AN ELDERLY man who was told he couldn’t extend his licence on his West End flat because of his age has successfully appealed the council’s decision.

George Waddell, believed to be in his 70s, submitted an application to renew his Houses in Multiple Occupation (HMO) licence for the property on Vinicombe Street in March.

This was refused by the licensing committee following concerns about his age and inability to answer questions from the committee and relying on a solicitor to speak on his behalf.

At the time Hillhead councillor Ken Andrew had pointed out there were problems with the gable end of the building, which has been branded dangerous, since 2014.

A document submitted to the council on behalf of Mr Waddell stated that refusing an extension on the HMO licence on the grounds of the applicant’s age was not justified.

It also stated that concerns regarding the applicant’s ability to manage the living accommodation properly, the fact that the applicant had not taken legal action against other owners within the building, nor had he contributed to cost of common repairs was not an acceptable reason to refuse the licence.

Following the appeal, councillor Andrew said: “He was an elderly gentleman hard of hearing but regardless of that his property should still be in a good condition.

“The situation is unfortunate and I felt awful objecting but this gentleman could have made arrangements to help the committee engage with him.

“All properties must be maintained to a suitable standard.”

The building had previously been served with a dangerous buildings notice and fenced off to protect anyone passing from falling masonry.

At the original committee, five councillors voted to refuse the application while three voted to approve subject to conditions.

A spokesman for the council said: “All applicants have the right of appeal against a decision by the committee and in this case the applicant’s appeal was successful.

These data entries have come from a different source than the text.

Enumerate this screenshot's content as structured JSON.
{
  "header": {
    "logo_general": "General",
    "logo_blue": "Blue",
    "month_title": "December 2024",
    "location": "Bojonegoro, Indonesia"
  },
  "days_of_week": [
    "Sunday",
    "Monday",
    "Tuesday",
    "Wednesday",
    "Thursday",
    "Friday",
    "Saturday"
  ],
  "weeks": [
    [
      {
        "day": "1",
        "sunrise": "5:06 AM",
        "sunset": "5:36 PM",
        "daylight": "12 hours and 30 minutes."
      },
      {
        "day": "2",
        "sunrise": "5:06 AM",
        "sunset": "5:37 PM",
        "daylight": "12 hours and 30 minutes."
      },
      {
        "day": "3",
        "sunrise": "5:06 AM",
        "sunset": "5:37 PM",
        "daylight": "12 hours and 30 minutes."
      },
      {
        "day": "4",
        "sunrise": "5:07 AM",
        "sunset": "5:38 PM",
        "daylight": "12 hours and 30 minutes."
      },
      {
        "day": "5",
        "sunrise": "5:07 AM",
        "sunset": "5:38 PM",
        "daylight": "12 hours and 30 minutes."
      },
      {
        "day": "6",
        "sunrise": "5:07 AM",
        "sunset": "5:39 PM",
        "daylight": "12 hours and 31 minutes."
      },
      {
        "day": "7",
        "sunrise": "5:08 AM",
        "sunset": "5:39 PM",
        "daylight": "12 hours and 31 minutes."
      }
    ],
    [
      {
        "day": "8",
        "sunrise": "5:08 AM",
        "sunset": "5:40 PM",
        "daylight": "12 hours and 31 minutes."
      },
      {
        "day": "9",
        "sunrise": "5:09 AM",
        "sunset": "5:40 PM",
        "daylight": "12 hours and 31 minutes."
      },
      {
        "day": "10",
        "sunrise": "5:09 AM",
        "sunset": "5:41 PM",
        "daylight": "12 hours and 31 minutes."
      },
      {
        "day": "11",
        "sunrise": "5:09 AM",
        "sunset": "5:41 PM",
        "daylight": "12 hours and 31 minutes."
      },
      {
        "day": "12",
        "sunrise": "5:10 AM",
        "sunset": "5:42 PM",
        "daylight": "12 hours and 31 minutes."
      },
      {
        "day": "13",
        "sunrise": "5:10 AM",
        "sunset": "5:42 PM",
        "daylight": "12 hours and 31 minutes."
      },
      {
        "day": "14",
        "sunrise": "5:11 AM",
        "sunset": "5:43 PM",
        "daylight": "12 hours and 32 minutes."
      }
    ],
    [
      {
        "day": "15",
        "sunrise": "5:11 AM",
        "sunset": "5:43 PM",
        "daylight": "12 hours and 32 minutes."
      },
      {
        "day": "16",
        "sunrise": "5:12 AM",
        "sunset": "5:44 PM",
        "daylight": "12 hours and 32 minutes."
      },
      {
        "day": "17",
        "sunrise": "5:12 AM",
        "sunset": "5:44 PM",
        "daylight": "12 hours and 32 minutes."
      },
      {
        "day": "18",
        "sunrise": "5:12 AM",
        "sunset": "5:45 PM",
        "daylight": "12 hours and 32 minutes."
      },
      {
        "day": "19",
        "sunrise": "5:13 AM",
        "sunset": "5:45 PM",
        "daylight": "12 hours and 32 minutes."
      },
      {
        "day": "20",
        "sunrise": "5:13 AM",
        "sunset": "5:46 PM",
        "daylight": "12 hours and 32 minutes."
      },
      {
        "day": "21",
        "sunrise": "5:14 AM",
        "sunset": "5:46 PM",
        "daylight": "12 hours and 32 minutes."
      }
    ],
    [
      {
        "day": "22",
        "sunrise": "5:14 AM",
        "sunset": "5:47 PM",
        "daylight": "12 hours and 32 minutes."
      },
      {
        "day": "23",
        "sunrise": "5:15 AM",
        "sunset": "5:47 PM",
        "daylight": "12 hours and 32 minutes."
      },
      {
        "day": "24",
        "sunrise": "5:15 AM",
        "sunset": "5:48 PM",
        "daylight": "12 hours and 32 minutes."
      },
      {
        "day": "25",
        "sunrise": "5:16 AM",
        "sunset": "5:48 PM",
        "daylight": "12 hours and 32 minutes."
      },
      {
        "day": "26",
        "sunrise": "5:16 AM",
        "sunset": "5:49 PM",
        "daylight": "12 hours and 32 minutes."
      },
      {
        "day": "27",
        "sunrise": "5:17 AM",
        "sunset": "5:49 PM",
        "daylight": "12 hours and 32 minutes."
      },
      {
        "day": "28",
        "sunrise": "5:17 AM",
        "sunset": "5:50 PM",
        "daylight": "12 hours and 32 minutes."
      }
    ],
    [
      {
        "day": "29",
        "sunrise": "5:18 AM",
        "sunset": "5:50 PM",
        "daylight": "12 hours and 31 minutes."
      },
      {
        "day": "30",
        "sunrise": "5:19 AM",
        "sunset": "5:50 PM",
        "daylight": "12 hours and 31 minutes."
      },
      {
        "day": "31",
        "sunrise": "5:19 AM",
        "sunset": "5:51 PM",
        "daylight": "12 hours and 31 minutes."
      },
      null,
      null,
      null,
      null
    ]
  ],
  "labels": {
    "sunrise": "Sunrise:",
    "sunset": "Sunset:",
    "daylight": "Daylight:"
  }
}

The application for the renewal of an HMO licence, in this case, will now be granted.”